Giants’ slow start to test manager Bochy
Bruce Bochy is an excellent manager. He demonstrated as much with the San Francisco Giants last autumn. He shepherded a young starting rotation through the postseason. He deployed the right relievers in the right moments. He manipulated his lineup in ways that were occasionally daring and usually effective.
Bochy lost only four postseason games. He won a world title. At times, he made it look easy. But as professional challenges go, the 2010 playoffs have nothing on the 2011 regular season.
The defending world champions are 2-4.
And it gets harder from here.
Madison Bumgarner, who dominated the Texas Rangers in Game 4 of last year’s World Series, couldn’t record an out in the fourth inning against the ordinary San Diego Padres on an ordinary Tuesday. He struggled to locate his pitches. He walked three batters.
He reminded us that he is, after all, a 21-year-old starting pitcher.
But let’s not fret too much about Bumgarner. The Giants’ pitching was, is and will be above average — particularly with the imminent return of closer Brian Wilson.
Bochy’s biggest problems are elsewhere, and his most pressing concern might be keeping his hitters (a) sharp, and (b) happy — not necessarily in that order.
At their best, the Giants have a deep, veteran roster, including reserve players who possess the skill and experience to play every day. At their worst, the Giants have a redundant roster, clogged with one-dimensional, all-or-nothing types who aren’t as athletic as they once were.
Lately, they’ve looked like the latter.
“We have a group of guys here that doesn’t get caught up in where they’re hitting in the lineup, where they’re playing,” Bochy told me over the weekend. “That allows you to stay away from any distractions, or second-guessing, so you can focus on the job you’re trying to get done.”
And yet …
“Believe me, I don’t keep everybody happy,” Bochy added. “There’s always frustration on the club. It’s hard to keep 25 guys happy. They all want to play.”
It’s far too early to theorize that the charming misfits will turn dysfunctional by the All-Star break. I mean, let’s at least wait until after they collect their World Series rings on Saturday.
But the more you watch the Giants, the more oddities you notice.
Aaron Rowand, the highest-paid position player on the team, has started one game this season — and is 4 for 7.
Aubrey Huff is playing right field — and not playing it well — because the Giants believe in Brandon Belt’s long-term potential at first base. (Huff started at first in all but one of San Francisco’s postseason games last year.)
Miguel Tejada batted leadoff on Saturday. Tejada hadn’t done that since 1999.
Mark DeRosa signed with the Giants before last season to be an everyday player, but was injured for most of the season. Now he’s a $6 million utility man — at least as his surgically-repaired left wrist allows.
Pat Burrell lifted the offense when he joined the team last June, but now he’s hitting .143 with two home runs.
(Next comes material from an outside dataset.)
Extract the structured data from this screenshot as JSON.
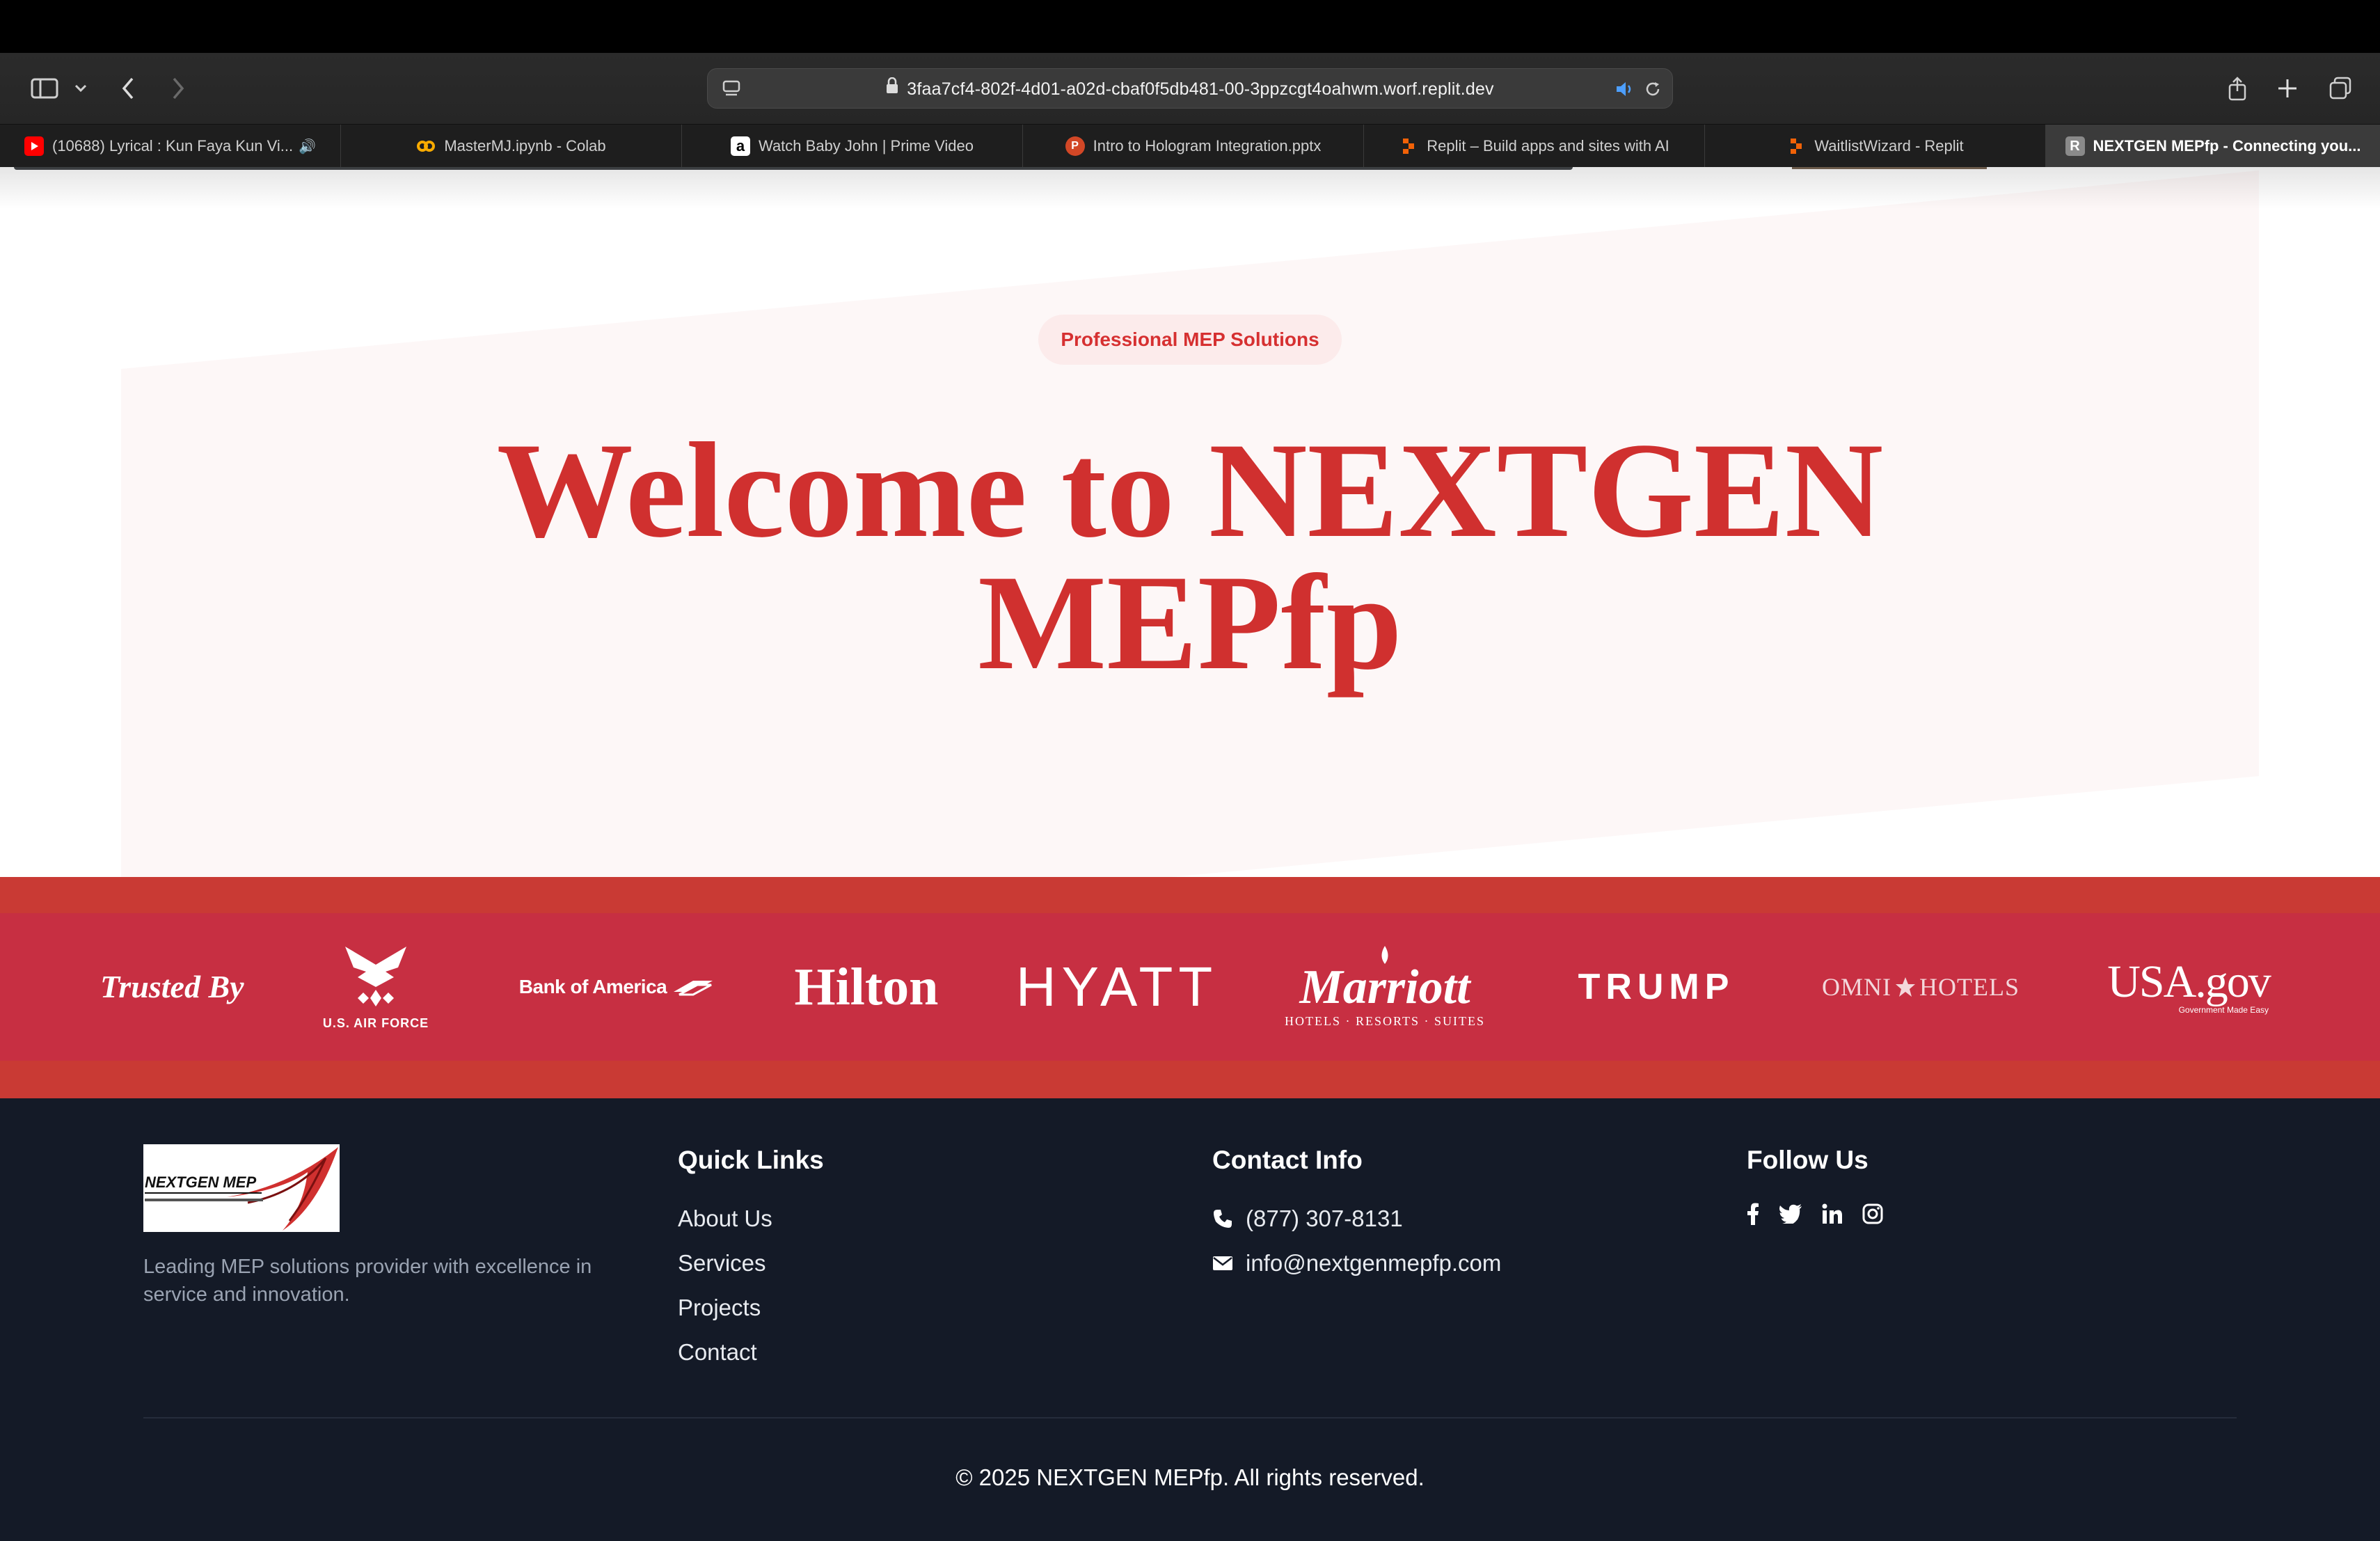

As a sub-par defender, he must hit for power in order to remain a viable major leaguer.
Pablo Sandoval is lighter and happier. He has regained his swing, but he’s also made a series of damaging miscues at third base.
Belt, who looked like a rookie sensation over the weekend at Dodger Stadium, is batting .182.
Ladies and gentlemen: the San Francisco Giants.
Maybe this will start making sense once outfielder Cody Ross returns from his strained right calf, which should happen later this month. Ross will reclaim his customary position in right field, enabling Huff to move to a station where he does less ill — perhaps left field, in place of Burrell, or first, at the expense of Belt.
At that point, Bochy will weigh a veteran’s pride against a prospect’s confidence. Not an easy call.
“We have some tough decisions with the lineup we put out every day — who plays, who doesn’t,” Bochy said, speaking generally. “They tell you it’s a good problem, but I feel for some of the guys who aren’t playing as much as they would like.”
In the retelling of the Giants’ run to the 2010 title, it’s easy to forget that Ross, the NLCS MVP, wasn’t even an everyday player until the playoffs began. Jose Guillen (remember him?) was starting in right field. For most of September, Ross waited on updates from Bochy about when he was playing — and when he wasn’t.
“He’s the best in the business when it comes to that,” Ross said. “He’s really good at matching guys up (against the right pitchers). We all trust him. That’s huge.”
World champions, as a general rule, don’t like being told to sit on the bench. But a number of them will receive that message — every day — when they look at the lineup card.
Hailed as a genius in October, Bochy needs to be even more brilliant now. The self-esteem of millionaires can be fickle indeed.